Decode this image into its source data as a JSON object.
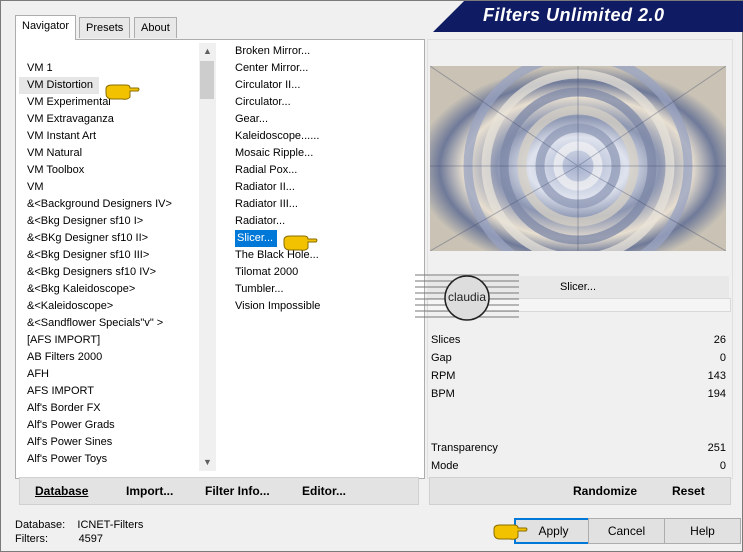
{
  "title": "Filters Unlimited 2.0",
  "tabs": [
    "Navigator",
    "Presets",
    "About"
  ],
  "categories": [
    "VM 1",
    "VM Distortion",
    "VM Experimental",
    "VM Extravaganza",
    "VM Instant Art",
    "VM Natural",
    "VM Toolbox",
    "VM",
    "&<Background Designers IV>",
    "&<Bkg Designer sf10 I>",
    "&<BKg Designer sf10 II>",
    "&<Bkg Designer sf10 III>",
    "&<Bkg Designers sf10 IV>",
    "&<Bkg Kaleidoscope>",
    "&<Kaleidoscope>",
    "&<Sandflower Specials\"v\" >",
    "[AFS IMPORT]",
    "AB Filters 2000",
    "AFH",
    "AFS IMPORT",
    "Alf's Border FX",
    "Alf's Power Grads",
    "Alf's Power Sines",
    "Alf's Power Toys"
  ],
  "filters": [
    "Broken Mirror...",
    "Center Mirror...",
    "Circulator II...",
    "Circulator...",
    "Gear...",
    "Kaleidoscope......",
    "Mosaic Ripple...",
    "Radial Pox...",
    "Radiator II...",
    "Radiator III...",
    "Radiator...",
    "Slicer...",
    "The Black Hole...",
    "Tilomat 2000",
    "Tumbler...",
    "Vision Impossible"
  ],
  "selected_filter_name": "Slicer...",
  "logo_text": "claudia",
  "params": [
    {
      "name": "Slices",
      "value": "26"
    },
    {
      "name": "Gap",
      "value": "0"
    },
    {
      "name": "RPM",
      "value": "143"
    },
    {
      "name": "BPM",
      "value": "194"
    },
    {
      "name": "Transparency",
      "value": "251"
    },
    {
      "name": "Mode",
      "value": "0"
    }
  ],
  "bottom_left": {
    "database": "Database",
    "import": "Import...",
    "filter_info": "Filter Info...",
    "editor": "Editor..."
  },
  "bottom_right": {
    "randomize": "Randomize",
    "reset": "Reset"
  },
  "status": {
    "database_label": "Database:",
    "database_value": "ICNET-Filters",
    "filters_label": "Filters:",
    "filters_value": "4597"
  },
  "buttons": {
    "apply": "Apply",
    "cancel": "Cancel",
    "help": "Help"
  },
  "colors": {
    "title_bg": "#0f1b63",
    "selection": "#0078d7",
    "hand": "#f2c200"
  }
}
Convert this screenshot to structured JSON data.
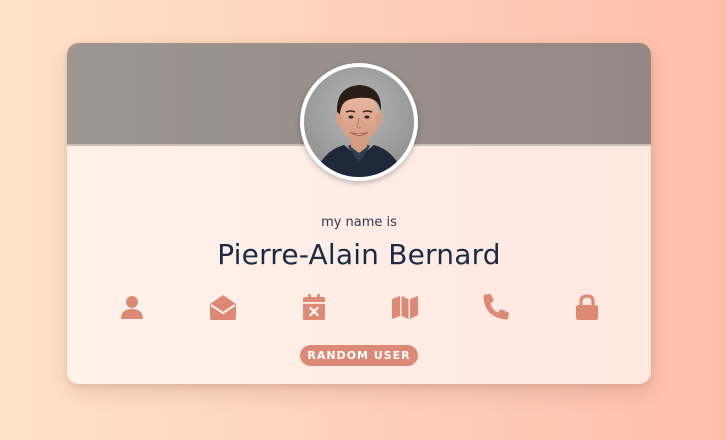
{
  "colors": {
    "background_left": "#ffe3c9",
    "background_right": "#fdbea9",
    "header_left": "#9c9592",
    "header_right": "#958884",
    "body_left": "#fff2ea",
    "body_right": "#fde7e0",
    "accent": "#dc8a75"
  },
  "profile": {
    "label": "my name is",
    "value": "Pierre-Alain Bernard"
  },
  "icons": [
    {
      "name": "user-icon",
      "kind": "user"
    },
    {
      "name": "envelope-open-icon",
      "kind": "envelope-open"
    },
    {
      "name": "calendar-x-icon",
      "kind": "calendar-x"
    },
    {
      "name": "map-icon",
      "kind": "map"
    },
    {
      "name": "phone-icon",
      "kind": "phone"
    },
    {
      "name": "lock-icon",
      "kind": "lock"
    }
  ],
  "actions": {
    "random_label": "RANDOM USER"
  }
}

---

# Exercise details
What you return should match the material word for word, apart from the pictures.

# Worked solution
Decode this image into its source data as a JSON object.
{
  "title": "Filters Unlimited 2.0",
  "tabs": [
    "Navigator",
    "Presets",
    "About"
  ],
  "categories": [
    "VM 1",
    "VM Distortion",
    "VM Experimental",
    "VM Extravaganza",
    "VM Instant Art",
    "VM Natural",
    "VM Toolbox",
    "VM",
    "&<Background Designers IV>",
    "&<Bkg Designer sf10 I>",
    "&<BKg Designer sf10 II>",
    "&<Bkg Designer sf10 III>",
    "&<Bkg Designers sf10 IV>",
    "&<Bkg Kaleidoscope>",
    "&<Kaleidoscope>",
    "&<Sandflower Specials\"v\" >",
    "[AFS IMPORT]",
    "AB Filters 2000",
    "AFH",
    "AFS IMPORT",
    "Alf's Border FX",
    "Alf's Power Grads",
    "Alf's Power Sines",
    "Alf's Power Toys"
  ],
  "filters": [
    "Broken Mirror...",
    "Center Mirror...",
    "Circulator II...",
    "Circulator...",
    "Gear...",
    "Kaleidoscope......",
    "Mosaic Ripple...",
    "Radial Pox...",
    "Radiator II...",
    "Radiator III...",
    "Radiator...",
    "Slicer...",
    "The Black Hole...",
    "Tilomat 2000",
    "Tumbler...",
    "Vision Impossible"
  ],
  "selected_filter_name": "Slicer...",
  "logo_text": "claudia",
  "params": [
    {
      "name": "Slices",
      "value": "26"
    },
    {
      "name": "Gap",
      "value": "0"
    },
    {
      "name": "RPM",
      "value": "143"
    },
    {
      "name": "BPM",
      "value": "194"
    },
    {
      "name": "Transparency",
      "value": "251"
    },
    {
      "name": "Mode",
      "value": "0"
    }
  ],
  "bottom_left": {
    "database": "Database",
    "import": "Import...",
    "filter_info": "Filter Info...",
    "editor": "Editor..."
  },
  "bottom_right": {
    "randomize": "Randomize",
    "reset": "Reset"
  },
  "status": {
    "database_label": "Database:",
    "database_value": "ICNET-Filters",
    "filters_label": "Filters:",
    "filters_value": "4597"
  },
  "buttons": {
    "apply": "Apply",
    "cancel": "Cancel",
    "help": "Help"
  },
  "colors": {
    "title_bg": "#0f1b63",
    "selection": "#0078d7",
    "hand": "#f2c200"
  }
}
Convert this screenshot to structured JSON data.
{
  "colors": {
    "background_left": "#ffe3c9",
    "background_right": "#fdbea9",
    "header_left": "#9c9592",
    "header_right": "#958884",
    "body_left": "#fff2ea",
    "body_right": "#fde7e0",
    "accent": "#dc8a75"
  },
  "profile": {
    "label": "my name is",
    "value": "Pierre-Alain Bernard"
  },
  "icons": [
    {
      "name": "user-icon",
      "kind": "user"
    },
    {
      "name": "envelope-open-icon",
      "kind": "envelope-open"
    },
    {
      "name": "calendar-x-icon",
      "kind": "calendar-x"
    },
    {
      "name": "map-icon",
      "kind": "map"
    },
    {
      "name": "phone-icon",
      "kind": "phone"
    },
    {
      "name": "lock-icon",
      "kind": "lock"
    }
  ],
  "actions": {
    "random_label": "RANDOM USER"
  }
}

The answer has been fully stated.